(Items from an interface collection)
━━━━━━━━
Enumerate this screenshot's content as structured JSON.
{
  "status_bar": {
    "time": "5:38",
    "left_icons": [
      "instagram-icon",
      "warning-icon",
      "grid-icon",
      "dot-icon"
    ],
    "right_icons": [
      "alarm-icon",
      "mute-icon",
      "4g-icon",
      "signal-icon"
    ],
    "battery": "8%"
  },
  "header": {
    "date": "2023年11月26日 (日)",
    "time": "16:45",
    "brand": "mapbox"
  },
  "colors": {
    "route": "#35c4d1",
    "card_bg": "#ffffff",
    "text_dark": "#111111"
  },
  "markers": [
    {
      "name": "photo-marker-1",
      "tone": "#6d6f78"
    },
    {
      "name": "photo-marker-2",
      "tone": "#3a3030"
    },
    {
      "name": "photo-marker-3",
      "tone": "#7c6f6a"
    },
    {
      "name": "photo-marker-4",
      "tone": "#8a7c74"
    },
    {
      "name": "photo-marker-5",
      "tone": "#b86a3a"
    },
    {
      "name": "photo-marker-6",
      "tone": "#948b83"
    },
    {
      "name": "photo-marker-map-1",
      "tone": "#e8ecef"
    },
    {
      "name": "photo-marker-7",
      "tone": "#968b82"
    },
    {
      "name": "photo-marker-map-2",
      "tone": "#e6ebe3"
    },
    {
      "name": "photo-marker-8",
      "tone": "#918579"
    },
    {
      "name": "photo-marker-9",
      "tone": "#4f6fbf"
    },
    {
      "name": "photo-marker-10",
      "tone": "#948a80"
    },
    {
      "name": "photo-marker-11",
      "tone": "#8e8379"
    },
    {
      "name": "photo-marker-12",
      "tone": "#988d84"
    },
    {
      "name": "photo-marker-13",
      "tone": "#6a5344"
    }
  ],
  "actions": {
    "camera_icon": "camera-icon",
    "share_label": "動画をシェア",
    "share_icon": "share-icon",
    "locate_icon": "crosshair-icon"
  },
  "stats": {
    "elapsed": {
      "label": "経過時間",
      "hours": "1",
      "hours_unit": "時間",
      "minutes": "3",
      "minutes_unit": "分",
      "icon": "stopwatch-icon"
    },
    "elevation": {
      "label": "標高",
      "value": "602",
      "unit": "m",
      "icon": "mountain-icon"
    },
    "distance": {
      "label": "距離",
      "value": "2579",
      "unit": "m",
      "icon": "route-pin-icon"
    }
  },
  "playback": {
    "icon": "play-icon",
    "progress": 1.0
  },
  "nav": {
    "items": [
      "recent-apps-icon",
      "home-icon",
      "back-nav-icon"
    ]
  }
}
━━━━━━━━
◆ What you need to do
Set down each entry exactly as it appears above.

◆ Output
Enumerate this screenshot's content as structured JSON.
{
  "status_bar": {
    "time": "5:38",
    "left_icons": [
      "instagram-icon",
      "warning-icon",
      "grid-icon",
      "dot-icon"
    ],
    "right_icons": [
      "alarm-icon",
      "mute-icon",
      "4g-icon",
      "signal-icon"
    ],
    "battery": "8%"
  },
  "header": {
    "date": "2023年11月26日 (日)",
    "time": "16:45",
    "brand": "mapbox"
  },
  "colors": {
    "route": "#35c4d1",
    "card_bg": "#ffffff",
    "text_dark": "#111111"
  },
  "markers": [
    {
      "name": "photo-marker-1",
      "tone": "#6d6f78"
    },
    {
      "name": "photo-marker-2",
      "tone": "#3a3030"
    },
    {
      "name": "photo-marker-3",
      "tone": "#7c6f6a"
    },
    {
      "name": "photo-marker-4",
      "tone": "#8a7c74"
    },
    {
      "name": "photo-marker-5",
      "tone": "#b86a3a"
    },
    {
      "name": "photo-marker-6",
      "tone": "#948b83"
    },
    {
      "name": "photo-marker-map-1",
      "tone": "#e8ecef"
    },
    {
      "name": "photo-marker-7",
      "tone": "#968b82"
    },
    {
      "name": "photo-marker-map-2",
      "tone": "#e6ebe3"
    },
    {
      "name": "photo-marker-8",
      "tone": "#918579"
    },
    {
      "name": "photo-marker-9",
      "tone": "#4f6fbf"
    },
    {
      "name": "photo-marker-10",
      "tone": "#948a80"
    },
    {
      "name": "photo-marker-11",
      "tone": "#8e8379"
    },
    {
      "name": "photo-marker-12",
      "tone": "#988d84"
    },
    {
      "name": "photo-marker-13",
      "tone": "#6a5344"
    }
  ],
  "actions": {
    "camera_icon": "camera-icon",
    "share_label": "動画をシェア",
    "share_icon": "share-icon",
    "locate_icon": "crosshair-icon"
  },
  "stats": {
    "elapsed": {
      "label": "経過時間",
      "hours": "1",
      "hours_unit": "時間",
      "minutes": "3",
      "minutes_unit": "分",
      "icon": "stopwatch-icon"
    },
    "elevation": {
      "label": "標高",
      "value": "602",
      "unit": "m",
      "icon": "mountain-icon"
    },
    "distance": {
      "label": "距離",
      "value": "2579",
      "unit": "m",
      "icon": "route-pin-icon"
    }
  },
  "playback": {
    "icon": "play-icon",
    "progress": 1.0
  },
  "nav": {
    "items": [
      "recent-apps-icon",
      "home-icon",
      "back-nav-icon"
    ]
  }
}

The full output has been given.